Students going on Service & Hiking Costa Rica should prepare for:
- 9 days of hiking with an average of 3-5 miles per day
- 9 days of volunteer service for an average of 4 hours each day
- 2 days of Spanish class for 4 hours each day
- Traveling internationally
- Travel to and from the trip
- An Overland experience
We expect you to arrive to your trip fully prepared for all activities.
Preparing for Hiking
On Service & Hiking Costa Rica, you will typically hike or experience local culture in the morning and then perform service work in the afternoon. You will hike on well-established trails through a variety of landscapes, traveling over terrain ranging from gentle and rolling to rocky and steep.
Before your trip, we strongly advise you spend time breaking-in and adjusting to your hiking boots. Please follow our guidelines as you prepare for your program.
- 5 weeks before your trip: wear your boots for 15-30 minutes a day. Walk around your house or neighborhood so your boots begin to conform to your feet.
- 4 weeks before your trip: take three 30-minute hikes or walks in your boots.
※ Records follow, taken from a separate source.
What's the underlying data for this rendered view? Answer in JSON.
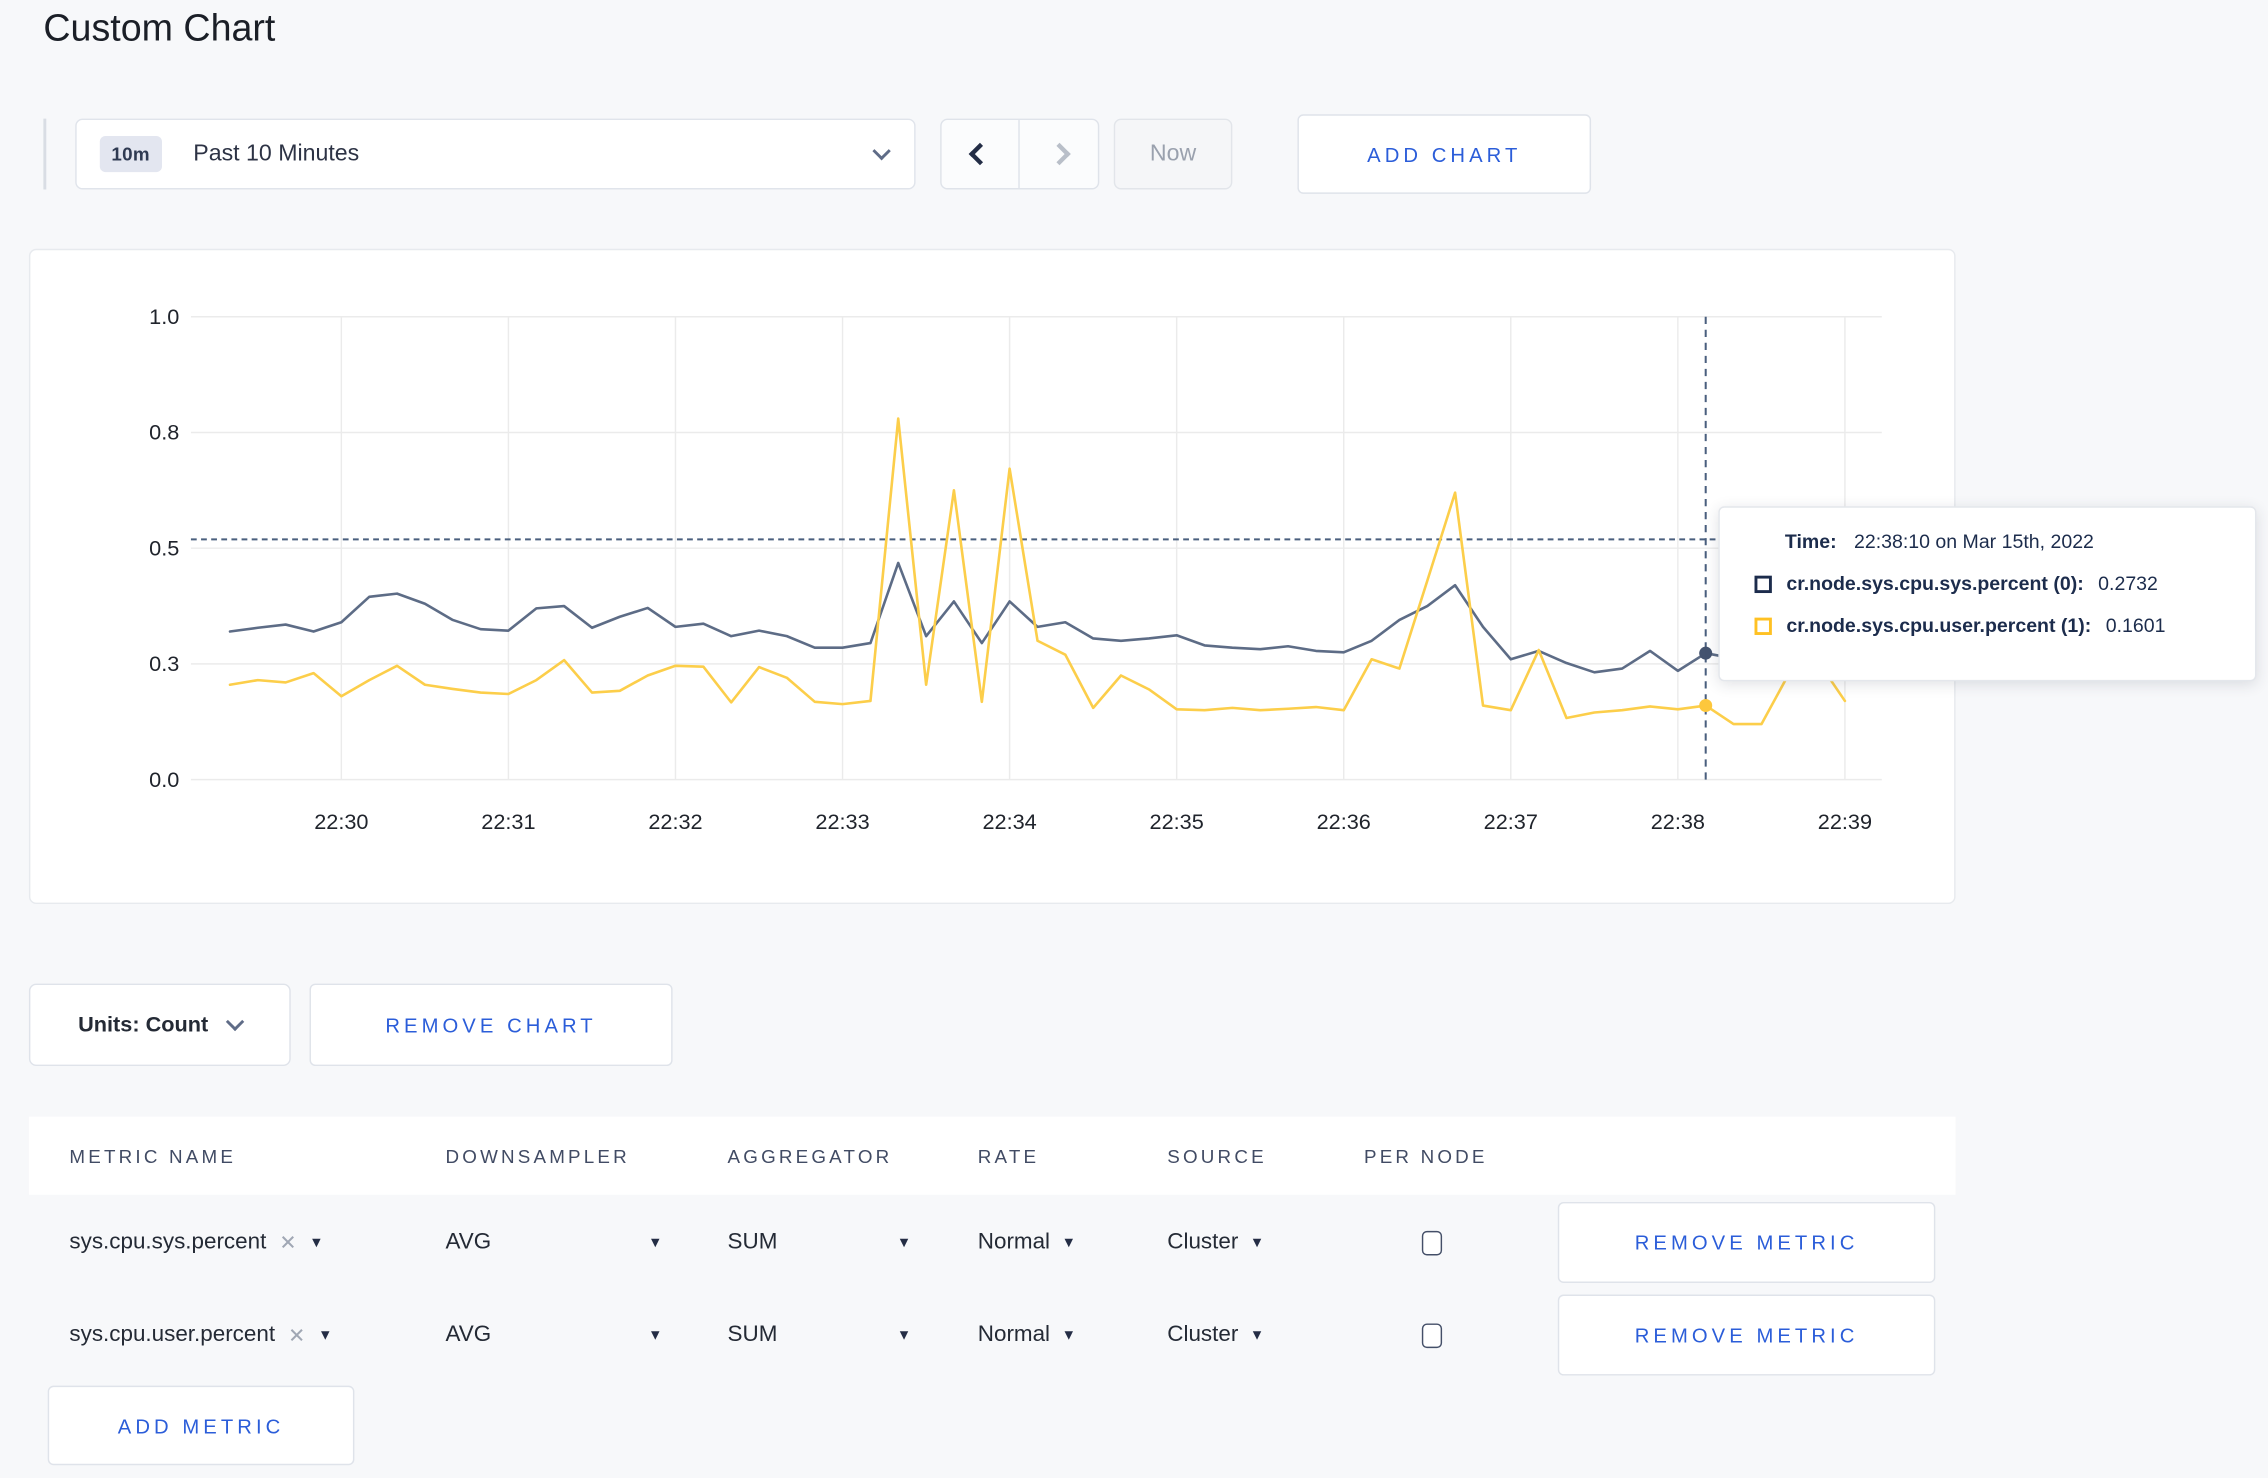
{
  "page": {
    "title": "Custom Chart",
    "accent_blue": "#2b5dd9",
    "background": "#f7f8fa"
  },
  "toolbar": {
    "time_window_badge": "10m",
    "time_window_label": "Past 10 Minutes",
    "back_icon": "chevron-left",
    "forward_icon": "chevron-right",
    "now_label": "Now",
    "add_chart_label": "ADD CHART"
  },
  "chart_data": {
    "type": "line",
    "title": "",
    "xlabel": "",
    "ylabel": "",
    "ylim": [
      0,
      1
    ],
    "grid": true,
    "legend_position": "tooltip",
    "y_tick_values": [
      0,
      0.25,
      0.5,
      0.75,
      1.0
    ],
    "y_tick_labels": [
      "0.0",
      "0.3",
      "0.5",
      "0.8",
      "1.0"
    ],
    "x_ticks": [
      {
        "t": 40,
        "label": "22:30"
      },
      {
        "t": 100,
        "label": "22:31"
      },
      {
        "t": 160,
        "label": "22:32"
      },
      {
        "t": 220,
        "label": "22:33"
      },
      {
        "t": 280,
        "label": "22:34"
      },
      {
        "t": 340,
        "label": "22:35"
      },
      {
        "t": 400,
        "label": "22:36"
      },
      {
        "t": 460,
        "label": "22:37"
      },
      {
        "t": 520,
        "label": "22:38"
      },
      {
        "t": 580,
        "label": "22:39"
      }
    ],
    "x_start_time": "22:29:20",
    "sample_interval_seconds": 10,
    "crosshair": {
      "time": "22:38:10",
      "t_seconds": 530,
      "hline_value": 0.519
    },
    "series": [
      {
        "name": "cr.node.sys.cpu.sys.percent (0)",
        "color": "#5d6c86",
        "dot_color": "#44536f",
        "values": [
          0.32,
          0.328,
          0.335,
          0.32,
          0.34,
          0.395,
          0.402,
          0.38,
          0.345,
          0.325,
          0.322,
          0.37,
          0.375,
          0.328,
          0.352,
          0.371,
          0.33,
          0.337,
          0.31,
          0.322,
          0.31,
          0.285,
          0.285,
          0.295,
          0.468,
          0.31,
          0.385,
          0.295,
          0.385,
          0.33,
          0.34,
          0.305,
          0.3,
          0.305,
          0.312,
          0.29,
          0.285,
          0.282,
          0.288,
          0.278,
          0.275,
          0.3,
          0.345,
          0.375,
          0.42,
          0.33,
          0.26,
          0.278,
          0.252,
          0.232,
          0.24,
          0.278,
          0.235,
          0.2732,
          0.262,
          0.285,
          0.295,
          0.298,
          0.3
        ]
      },
      {
        "name": "cr.node.sys.cpu.user.percent (1)",
        "color": "#fcce4a",
        "dot_color": "#fdc73c",
        "values": [
          0.205,
          0.215,
          0.21,
          0.23,
          0.18,
          0.215,
          0.246,
          0.205,
          0.196,
          0.188,
          0.185,
          0.215,
          0.258,
          0.188,
          0.192,
          0.225,
          0.246,
          0.244,
          0.167,
          0.243,
          0.22,
          0.168,
          0.163,
          0.17,
          0.78,
          0.205,
          0.625,
          0.168,
          0.672,
          0.3,
          0.27,
          0.155,
          0.225,
          0.195,
          0.152,
          0.15,
          0.155,
          0.15,
          0.153,
          0.157,
          0.15,
          0.26,
          0.24,
          0.43,
          0.62,
          0.16,
          0.15,
          0.28,
          0.133,
          0.145,
          0.15,
          0.158,
          0.152,
          0.1601,
          0.12,
          0.12,
          0.23,
          0.258,
          0.17
        ]
      }
    ]
  },
  "tooltip": {
    "time_label": "Time:",
    "time_value": "22:38:10 on Mar 15th, 2022",
    "entries": [
      {
        "name": "cr.node.sys.cpu.sys.percent (0):",
        "value": "0.2732",
        "color": "#1c2c4c"
      },
      {
        "name": "cr.node.sys.cpu.user.percent (1):",
        "value": "0.1601",
        "color": "#ffc123"
      }
    ]
  },
  "chart_footer": {
    "units_label": "Units: Count",
    "remove_chart_label": "REMOVE CHART"
  },
  "metrics_table": {
    "headers": [
      "METRIC NAME",
      "DOWNSAMPLER",
      "AGGREGATOR",
      "RATE",
      "SOURCE",
      "PER NODE"
    ],
    "rows": [
      {
        "metric": "sys.cpu.sys.percent",
        "downsampler": "AVG",
        "aggregator": "SUM",
        "rate": "Normal",
        "source": "Cluster",
        "per_node_checked": false,
        "remove_label": "REMOVE METRIC"
      },
      {
        "metric": "sys.cpu.user.percent",
        "downsampler": "AVG",
        "aggregator": "SUM",
        "rate": "Normal",
        "source": "Cluster",
        "per_node_checked": false,
        "remove_label": "REMOVE METRIC"
      }
    ],
    "add_metric_label": "ADD METRIC",
    "close_icon": "✕",
    "caret_icon": "▼"
  }
}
- 3 weeks before your trip: take three 1-hour hikes or walks in your boots.
- 2 weeks before your trip: take three 1-hour hikes or walks in your boots.
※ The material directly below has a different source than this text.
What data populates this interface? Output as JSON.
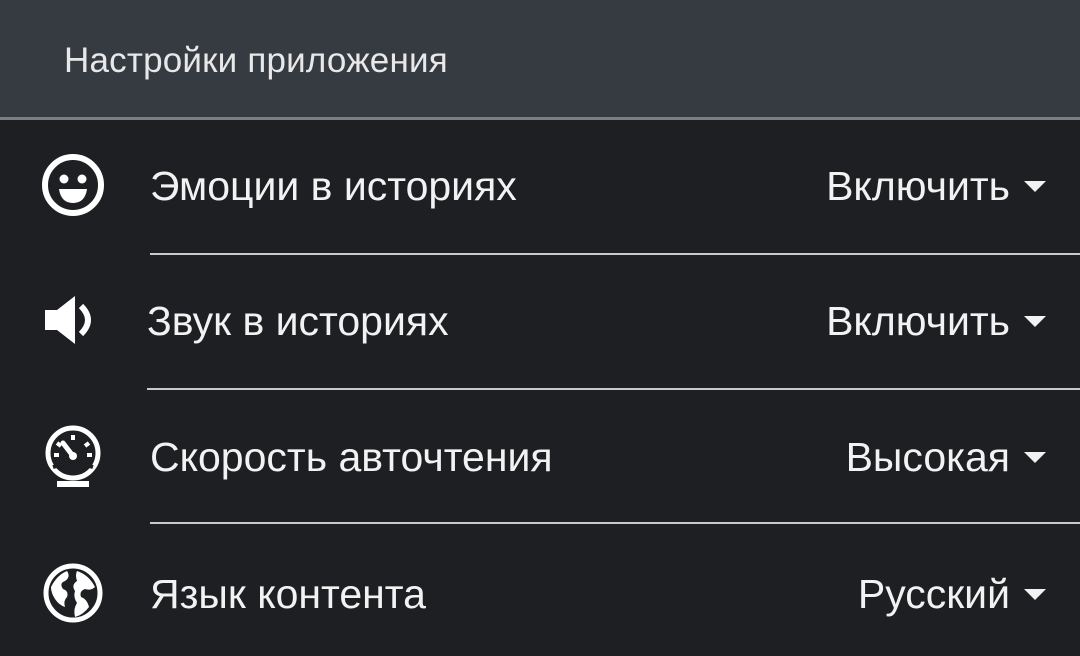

- 1 week before your trip: take two 2-hour hikes or walks in your boots.
While hiking, the pace of your group will vary. Typically, you will take multiple breaks over the course of the hike - for water, snacks, lunch, to adjust packs, etc.
Preparing for Service
Trips involving service work require a positive attitude and willingness to work hard as a volunteer. You should prepare for a variety of service projects ranging from working on a sustainable farm and serving underprivileged youth in a neighborhood of San José to volunteering at a nature conservation organization on the Pacific Coast. The projects your group work on will depend upon the availability of service opportunities and the needs of the local community.
Stay active this spring, playing sports, walking and hiking. Once your program starts, commit yourself wholeheartedly to your group and all activities.
Preparing for Class
No prior language experience is required for this trip. At trip start, you will take an introductory course in the country's language, learning specific vocabulary and phrases that pertain to your group's travel in the region. All language levels are welcome as the classes are small. If you have prior experience in the language, your teachers may challenge you with a more specific assignment.
Preparing for International Travel
International travel requires planning and preparation. You must have a valid passport and the necessary visas, travel vaccinations and travel medications. Additional instructions regarding international travel preparation will be provided with the Admissions Review Forms upon applying. More information is also available in the FAQs.
Preparing for Travel to and from the Trip
Families are responsible for arranging flights to and from the designated airport during a specified window (please do not purchase flights until you have received an email confirming our review of your health forms and school reference). Overland staff will be at the airport to welcome you at the start of your trip and to assist with your departure. You may also be dropped off and picked up at the airport. If you are flying to and from your trip, we will have you call home upon arrival and before departure. We will provide more specific travel information once we have placed you on a program.
Preparing for an Overland Experience
Overland programs are wholesome, structured experiences with high expectations of each student’s behavior. You are expected to be supportive of your trip mates and your leaders, enthusiastic, positive and helpful. We ask that you leave your cell phone and electronics at home (cameras are always welcome), so you can fully engage with your group and your trip. You will have the opportunity to send letters and receive mail at designated mail stops, which are shared in the spring.
Arriving ready for a challenge—and prepared to contribute to an enthusiastic group—will go a long way toward creating a successful trip. Please contact us if you’d like to discuss preparing for your Overland program.